**Directions**
Find the word "this" in the data below and copy each line that holds it.
◆ ◆ ◆ ◆
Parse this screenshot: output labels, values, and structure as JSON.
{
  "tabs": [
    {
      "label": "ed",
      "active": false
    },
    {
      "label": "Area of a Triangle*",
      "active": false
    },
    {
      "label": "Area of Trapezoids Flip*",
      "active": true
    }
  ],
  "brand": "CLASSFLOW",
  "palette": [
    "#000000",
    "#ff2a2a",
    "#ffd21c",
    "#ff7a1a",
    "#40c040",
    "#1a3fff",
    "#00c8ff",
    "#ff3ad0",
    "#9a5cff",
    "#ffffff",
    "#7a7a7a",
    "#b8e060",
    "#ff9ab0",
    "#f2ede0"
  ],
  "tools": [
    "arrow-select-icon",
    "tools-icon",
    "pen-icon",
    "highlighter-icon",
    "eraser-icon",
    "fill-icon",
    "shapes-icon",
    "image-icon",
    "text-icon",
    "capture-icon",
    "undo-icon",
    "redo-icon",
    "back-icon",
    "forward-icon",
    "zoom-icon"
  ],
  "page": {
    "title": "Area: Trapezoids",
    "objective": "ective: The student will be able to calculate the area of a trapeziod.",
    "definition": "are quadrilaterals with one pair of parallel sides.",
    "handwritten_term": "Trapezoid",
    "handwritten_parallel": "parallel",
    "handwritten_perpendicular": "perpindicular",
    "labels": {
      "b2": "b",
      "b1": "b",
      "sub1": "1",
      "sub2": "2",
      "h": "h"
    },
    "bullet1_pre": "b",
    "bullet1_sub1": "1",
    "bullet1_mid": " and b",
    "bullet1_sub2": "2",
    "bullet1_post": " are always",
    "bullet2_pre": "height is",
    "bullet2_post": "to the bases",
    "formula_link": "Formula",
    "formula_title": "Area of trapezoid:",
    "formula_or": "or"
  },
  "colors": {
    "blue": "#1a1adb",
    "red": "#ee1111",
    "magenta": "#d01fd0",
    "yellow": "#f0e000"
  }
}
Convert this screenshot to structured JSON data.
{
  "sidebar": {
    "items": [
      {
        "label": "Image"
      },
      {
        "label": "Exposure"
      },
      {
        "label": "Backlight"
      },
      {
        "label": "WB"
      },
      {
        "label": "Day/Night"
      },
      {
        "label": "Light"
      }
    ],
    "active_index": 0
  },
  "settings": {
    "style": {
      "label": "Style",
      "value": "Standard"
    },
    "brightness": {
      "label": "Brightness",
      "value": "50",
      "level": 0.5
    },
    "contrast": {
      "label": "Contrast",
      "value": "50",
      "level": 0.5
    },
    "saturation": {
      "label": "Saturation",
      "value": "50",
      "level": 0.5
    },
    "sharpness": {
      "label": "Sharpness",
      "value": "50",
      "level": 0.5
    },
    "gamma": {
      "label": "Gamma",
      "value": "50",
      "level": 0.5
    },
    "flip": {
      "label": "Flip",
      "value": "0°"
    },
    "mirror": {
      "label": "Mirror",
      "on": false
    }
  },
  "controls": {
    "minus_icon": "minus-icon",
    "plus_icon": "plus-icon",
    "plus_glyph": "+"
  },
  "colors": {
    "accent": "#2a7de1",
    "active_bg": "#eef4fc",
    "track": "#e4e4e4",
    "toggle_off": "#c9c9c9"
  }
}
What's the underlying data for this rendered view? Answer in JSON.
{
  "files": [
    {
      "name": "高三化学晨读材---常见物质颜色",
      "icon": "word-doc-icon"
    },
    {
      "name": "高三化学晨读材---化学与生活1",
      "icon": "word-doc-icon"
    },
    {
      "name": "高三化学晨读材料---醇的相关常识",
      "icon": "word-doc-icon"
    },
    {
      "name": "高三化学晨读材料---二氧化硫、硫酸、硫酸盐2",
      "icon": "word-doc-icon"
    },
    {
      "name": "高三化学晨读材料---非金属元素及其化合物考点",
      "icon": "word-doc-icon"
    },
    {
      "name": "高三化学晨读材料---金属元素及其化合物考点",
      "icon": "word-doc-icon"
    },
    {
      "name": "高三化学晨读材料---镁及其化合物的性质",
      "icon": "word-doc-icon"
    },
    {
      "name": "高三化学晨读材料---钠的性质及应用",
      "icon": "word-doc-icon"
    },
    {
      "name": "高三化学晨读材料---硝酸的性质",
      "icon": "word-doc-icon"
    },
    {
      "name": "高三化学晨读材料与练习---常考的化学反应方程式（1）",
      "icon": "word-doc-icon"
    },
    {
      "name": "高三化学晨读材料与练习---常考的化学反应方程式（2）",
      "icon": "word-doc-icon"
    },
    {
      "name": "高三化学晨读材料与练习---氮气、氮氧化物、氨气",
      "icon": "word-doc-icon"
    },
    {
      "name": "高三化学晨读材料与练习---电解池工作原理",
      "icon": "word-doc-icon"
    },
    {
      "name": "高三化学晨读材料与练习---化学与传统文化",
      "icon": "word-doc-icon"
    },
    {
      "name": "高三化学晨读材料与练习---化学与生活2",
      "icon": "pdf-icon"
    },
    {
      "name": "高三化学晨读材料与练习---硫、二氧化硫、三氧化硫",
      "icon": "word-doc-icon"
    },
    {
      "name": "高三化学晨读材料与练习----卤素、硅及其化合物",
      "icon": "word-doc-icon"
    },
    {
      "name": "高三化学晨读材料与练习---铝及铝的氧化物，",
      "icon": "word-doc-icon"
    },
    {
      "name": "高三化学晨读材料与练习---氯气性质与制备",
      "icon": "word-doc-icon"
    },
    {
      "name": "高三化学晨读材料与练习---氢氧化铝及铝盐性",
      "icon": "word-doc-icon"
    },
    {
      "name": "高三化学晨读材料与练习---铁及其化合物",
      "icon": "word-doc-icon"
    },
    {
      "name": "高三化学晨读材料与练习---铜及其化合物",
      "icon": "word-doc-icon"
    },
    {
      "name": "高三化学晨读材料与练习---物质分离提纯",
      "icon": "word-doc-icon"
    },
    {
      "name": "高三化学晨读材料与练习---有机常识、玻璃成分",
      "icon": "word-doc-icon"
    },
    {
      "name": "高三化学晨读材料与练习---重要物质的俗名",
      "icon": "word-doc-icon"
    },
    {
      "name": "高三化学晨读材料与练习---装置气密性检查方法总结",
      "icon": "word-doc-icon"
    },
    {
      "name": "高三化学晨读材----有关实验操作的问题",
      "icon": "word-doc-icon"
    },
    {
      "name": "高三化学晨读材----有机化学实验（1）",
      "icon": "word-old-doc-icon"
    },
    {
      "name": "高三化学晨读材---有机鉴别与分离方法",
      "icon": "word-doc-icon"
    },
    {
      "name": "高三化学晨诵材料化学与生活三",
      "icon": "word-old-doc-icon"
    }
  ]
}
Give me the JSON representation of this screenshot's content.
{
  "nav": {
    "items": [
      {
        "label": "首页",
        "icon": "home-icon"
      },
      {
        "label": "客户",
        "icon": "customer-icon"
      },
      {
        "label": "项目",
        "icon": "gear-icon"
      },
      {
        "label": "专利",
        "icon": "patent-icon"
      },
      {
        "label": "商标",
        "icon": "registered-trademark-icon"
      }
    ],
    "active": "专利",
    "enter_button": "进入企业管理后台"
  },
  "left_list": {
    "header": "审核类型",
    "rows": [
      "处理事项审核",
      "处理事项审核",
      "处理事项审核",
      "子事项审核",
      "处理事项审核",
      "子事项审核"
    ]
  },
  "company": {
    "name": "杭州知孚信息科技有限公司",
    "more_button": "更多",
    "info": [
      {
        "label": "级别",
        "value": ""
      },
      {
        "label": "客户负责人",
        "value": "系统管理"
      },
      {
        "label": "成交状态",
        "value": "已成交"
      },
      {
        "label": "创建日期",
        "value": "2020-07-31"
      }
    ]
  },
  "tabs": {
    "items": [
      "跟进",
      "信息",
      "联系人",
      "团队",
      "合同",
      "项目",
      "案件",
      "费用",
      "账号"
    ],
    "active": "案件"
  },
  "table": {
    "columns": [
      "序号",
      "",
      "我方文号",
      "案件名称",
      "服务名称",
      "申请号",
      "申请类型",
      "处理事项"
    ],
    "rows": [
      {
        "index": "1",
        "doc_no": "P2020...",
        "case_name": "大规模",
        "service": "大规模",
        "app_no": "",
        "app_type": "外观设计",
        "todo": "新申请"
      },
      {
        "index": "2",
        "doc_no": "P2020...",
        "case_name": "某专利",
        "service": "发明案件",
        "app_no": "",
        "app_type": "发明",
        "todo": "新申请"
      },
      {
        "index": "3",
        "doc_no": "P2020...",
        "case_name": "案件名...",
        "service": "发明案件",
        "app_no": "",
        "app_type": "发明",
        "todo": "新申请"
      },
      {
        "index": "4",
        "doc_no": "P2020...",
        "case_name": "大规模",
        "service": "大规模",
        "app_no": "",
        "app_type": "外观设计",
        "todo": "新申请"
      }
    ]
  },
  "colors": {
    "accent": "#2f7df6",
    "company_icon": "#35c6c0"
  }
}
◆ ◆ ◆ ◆
**Expected answer**
Parse this screenshot: output labels, values, and structure as JSON.
Convert this screenshot to structured JSON data.
What's the underlying data for this rendered view? Answer in JSON.
Give me the JSON representation of this screenshot's content.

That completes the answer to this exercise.